**Goal of the exercise:** The entries below should be quoted exactly, with no pictures carried over.

**Dataset content:**
# # #
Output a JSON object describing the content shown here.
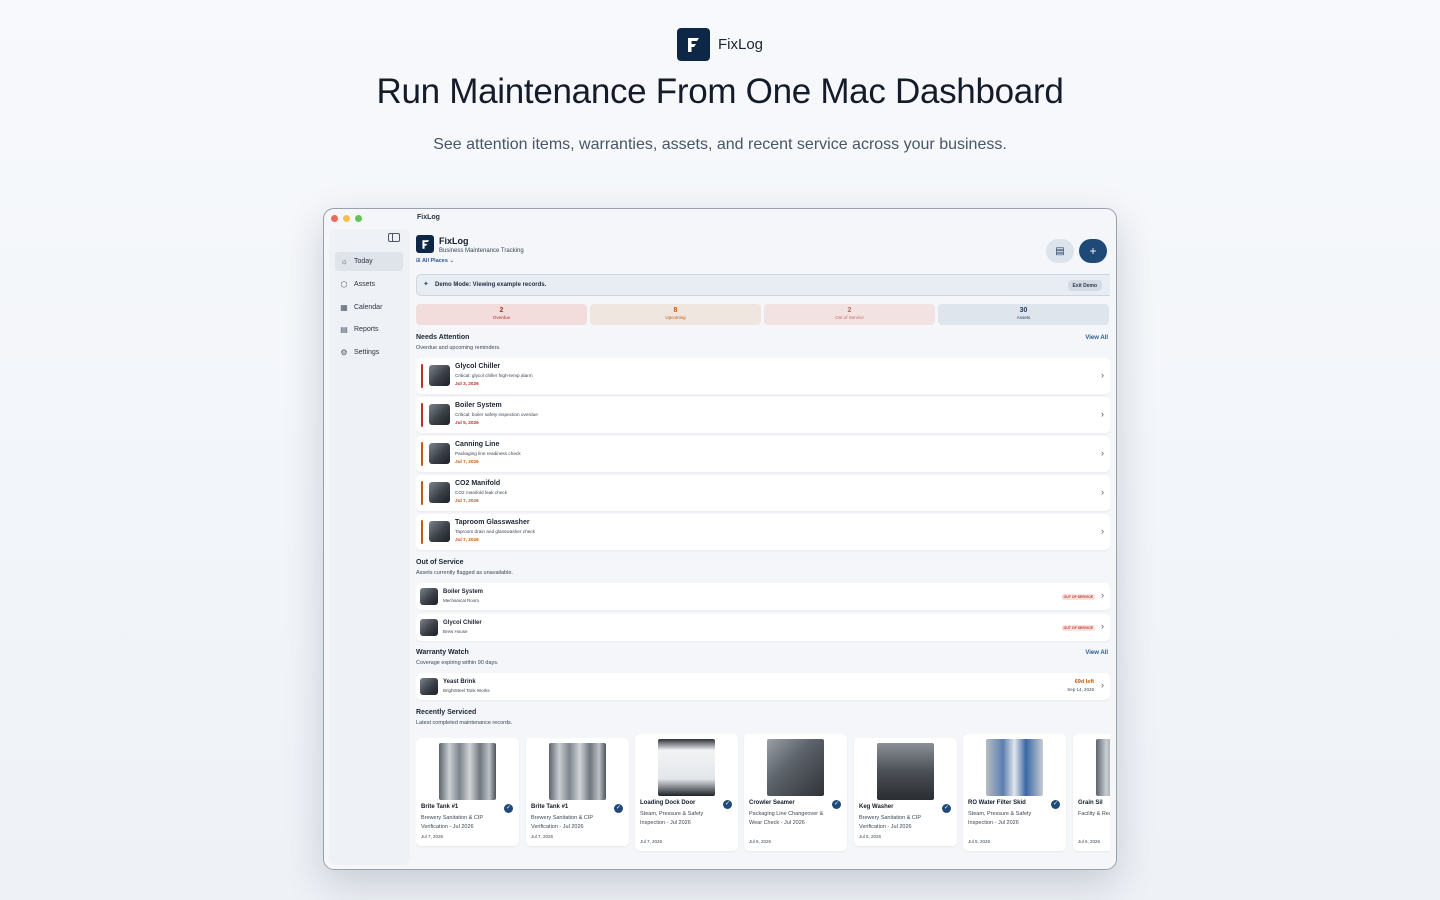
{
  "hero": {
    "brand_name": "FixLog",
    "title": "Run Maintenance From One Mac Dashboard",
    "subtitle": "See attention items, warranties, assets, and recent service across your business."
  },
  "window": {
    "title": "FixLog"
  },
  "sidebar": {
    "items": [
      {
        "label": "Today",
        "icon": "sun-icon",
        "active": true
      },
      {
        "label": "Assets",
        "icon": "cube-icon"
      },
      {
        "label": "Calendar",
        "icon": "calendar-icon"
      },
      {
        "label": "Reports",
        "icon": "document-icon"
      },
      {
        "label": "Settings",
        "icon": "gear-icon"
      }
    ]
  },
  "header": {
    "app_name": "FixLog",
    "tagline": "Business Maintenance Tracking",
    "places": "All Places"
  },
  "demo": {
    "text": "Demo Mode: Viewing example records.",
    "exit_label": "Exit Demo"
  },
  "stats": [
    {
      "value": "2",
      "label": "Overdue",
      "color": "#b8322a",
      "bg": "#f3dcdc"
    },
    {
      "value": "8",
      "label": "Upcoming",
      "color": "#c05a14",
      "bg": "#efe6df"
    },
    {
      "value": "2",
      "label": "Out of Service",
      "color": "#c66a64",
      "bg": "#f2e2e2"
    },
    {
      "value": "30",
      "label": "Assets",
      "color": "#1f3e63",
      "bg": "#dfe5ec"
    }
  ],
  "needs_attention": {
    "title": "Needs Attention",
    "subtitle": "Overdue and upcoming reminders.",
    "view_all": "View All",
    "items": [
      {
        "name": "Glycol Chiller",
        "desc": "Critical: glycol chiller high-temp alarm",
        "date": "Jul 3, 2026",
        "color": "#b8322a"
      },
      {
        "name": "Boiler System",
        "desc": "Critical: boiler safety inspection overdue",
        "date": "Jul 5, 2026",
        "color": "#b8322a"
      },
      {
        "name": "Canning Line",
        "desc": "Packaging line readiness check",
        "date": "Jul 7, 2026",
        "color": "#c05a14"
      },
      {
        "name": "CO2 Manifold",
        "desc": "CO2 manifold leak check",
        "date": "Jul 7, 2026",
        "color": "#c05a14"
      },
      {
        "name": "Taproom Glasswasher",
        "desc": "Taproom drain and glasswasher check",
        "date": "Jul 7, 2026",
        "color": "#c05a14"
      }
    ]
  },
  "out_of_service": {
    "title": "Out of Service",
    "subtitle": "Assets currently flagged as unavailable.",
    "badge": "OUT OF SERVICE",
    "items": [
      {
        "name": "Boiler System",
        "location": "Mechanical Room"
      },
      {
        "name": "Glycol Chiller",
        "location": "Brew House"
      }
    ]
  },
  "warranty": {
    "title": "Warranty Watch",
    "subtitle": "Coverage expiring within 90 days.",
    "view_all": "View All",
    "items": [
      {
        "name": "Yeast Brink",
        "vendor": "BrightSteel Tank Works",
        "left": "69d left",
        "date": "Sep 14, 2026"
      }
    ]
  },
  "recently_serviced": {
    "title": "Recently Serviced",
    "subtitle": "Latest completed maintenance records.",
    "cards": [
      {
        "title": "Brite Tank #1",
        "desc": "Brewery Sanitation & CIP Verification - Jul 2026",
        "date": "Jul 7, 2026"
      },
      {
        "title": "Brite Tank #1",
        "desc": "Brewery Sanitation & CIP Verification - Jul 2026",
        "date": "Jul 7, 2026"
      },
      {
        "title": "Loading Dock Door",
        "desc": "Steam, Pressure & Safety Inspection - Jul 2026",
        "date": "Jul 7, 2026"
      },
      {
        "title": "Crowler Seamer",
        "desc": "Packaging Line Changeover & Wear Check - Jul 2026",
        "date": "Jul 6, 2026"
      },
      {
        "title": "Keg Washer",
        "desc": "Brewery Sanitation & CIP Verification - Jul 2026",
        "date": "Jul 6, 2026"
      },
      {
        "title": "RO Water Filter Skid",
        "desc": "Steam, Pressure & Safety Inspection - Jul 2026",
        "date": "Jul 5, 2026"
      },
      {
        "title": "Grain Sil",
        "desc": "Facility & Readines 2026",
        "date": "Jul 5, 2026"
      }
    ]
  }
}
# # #
**Task solution:**
Output a JSON object describing the content shown here.
{
  "hero": {
    "brand_name": "FixLog",
    "title": "Run Maintenance From One Mac Dashboard",
    "subtitle": "See attention items, warranties, assets, and recent service across your business."
  },
  "window": {
    "title": "FixLog"
  },
  "sidebar": {
    "items": [
      {
        "label": "Today",
        "icon": "sun-icon",
        "active": true
      },
      {
        "label": "Assets",
        "icon": "cube-icon"
      },
      {
        "label": "Calendar",
        "icon": "calendar-icon"
      },
      {
        "label": "Reports",
        "icon": "document-icon"
      },
      {
        "label": "Settings",
        "icon": "gear-icon"
      }
    ]
  },
  "header": {
    "app_name": "FixLog",
    "tagline": "Business Maintenance Tracking",
    "places": "All Places"
  },
  "demo": {
    "text": "Demo Mode: Viewing example records.",
    "exit_label": "Exit Demo"
  },
  "stats": [
    {
      "value": "2",
      "label": "Overdue",
      "color": "#b8322a",
      "bg": "#f3dcdc"
    },
    {
      "value": "8",
      "label": "Upcoming",
      "color": "#c05a14",
      "bg": "#efe6df"
    },
    {
      "value": "2",
      "label": "Out of Service",
      "color": "#c66a64",
      "bg": "#f2e2e2"
    },
    {
      "value": "30",
      "label": "Assets",
      "color": "#1f3e63",
      "bg": "#dfe5ec"
    }
  ],
  "needs_attention": {
    "title": "Needs Attention",
    "subtitle": "Overdue and upcoming reminders.",
    "view_all": "View All",
    "items": [
      {
        "name": "Glycol Chiller",
        "desc": "Critical: glycol chiller high-temp alarm",
        "date": "Jul 3, 2026",
        "color": "#b8322a"
      },
      {
        "name": "Boiler System",
        "desc": "Critical: boiler safety inspection overdue",
        "date": "Jul 5, 2026",
        "color": "#b8322a"
      },
      {
        "name": "Canning Line",
        "desc": "Packaging line readiness check",
        "date": "Jul 7, 2026",
        "color": "#c05a14"
      },
      {
        "name": "CO2 Manifold",
        "desc": "CO2 manifold leak check",
        "date": "Jul 7, 2026",
        "color": "#c05a14"
      },
      {
        "name": "Taproom Glasswasher",
        "desc": "Taproom drain and glasswasher check",
        "date": "Jul 7, 2026",
        "color": "#c05a14"
      }
    ]
  },
  "out_of_service": {
    "title": "Out of Service",
    "subtitle": "Assets currently flagged as unavailable.",
    "badge": "OUT OF SERVICE",
    "items": [
      {
        "name": "Boiler System",
        "location": "Mechanical Room"
      },
      {
        "name": "Glycol Chiller",
        "location": "Brew House"
      }
    ]
  },
  "warranty": {
    "title": "Warranty Watch",
    "subtitle": "Coverage expiring within 90 days.",
    "view_all": "View All",
    "items": [
      {
        "name": "Yeast Brink",
        "vendor": "BrightSteel Tank Works",
        "left": "69d left",
        "date": "Sep 14, 2026"
      }
    ]
  },
  "recently_serviced": {
    "title": "Recently Serviced",
    "subtitle": "Latest completed maintenance records.",
    "cards": [
      {
        "title": "Brite Tank #1",
        "desc": "Brewery Sanitation & CIP Verification - Jul 2026",
        "date": "Jul 7, 2026"
      },
      {
        "title": "Brite Tank #1",
        "desc": "Brewery Sanitation & CIP Verification - Jul 2026",
        "date": "Jul 7, 2026"
      },
      {
        "title": "Loading Dock Door",
        "desc": "Steam, Pressure & Safety Inspection - Jul 2026",
        "date": "Jul 7, 2026"
      },
      {
        "title": "Crowler Seamer",
        "desc": "Packaging Line Changeover & Wear Check - Jul 2026",
        "date": "Jul 6, 2026"
      },
      {
        "title": "Keg Washer",
        "desc": "Brewery Sanitation & CIP Verification - Jul 2026",
        "date": "Jul 6, 2026"
      },
      {
        "title": "RO Water Filter Skid",
        "desc": "Steam, Pressure & Safety Inspection - Jul 2026",
        "date": "Jul 5, 2026"
      },
      {
        "title": "Grain Sil",
        "desc": "Facility & Readines 2026",
        "date": "Jul 5, 2026"
      }
    ]
  }
}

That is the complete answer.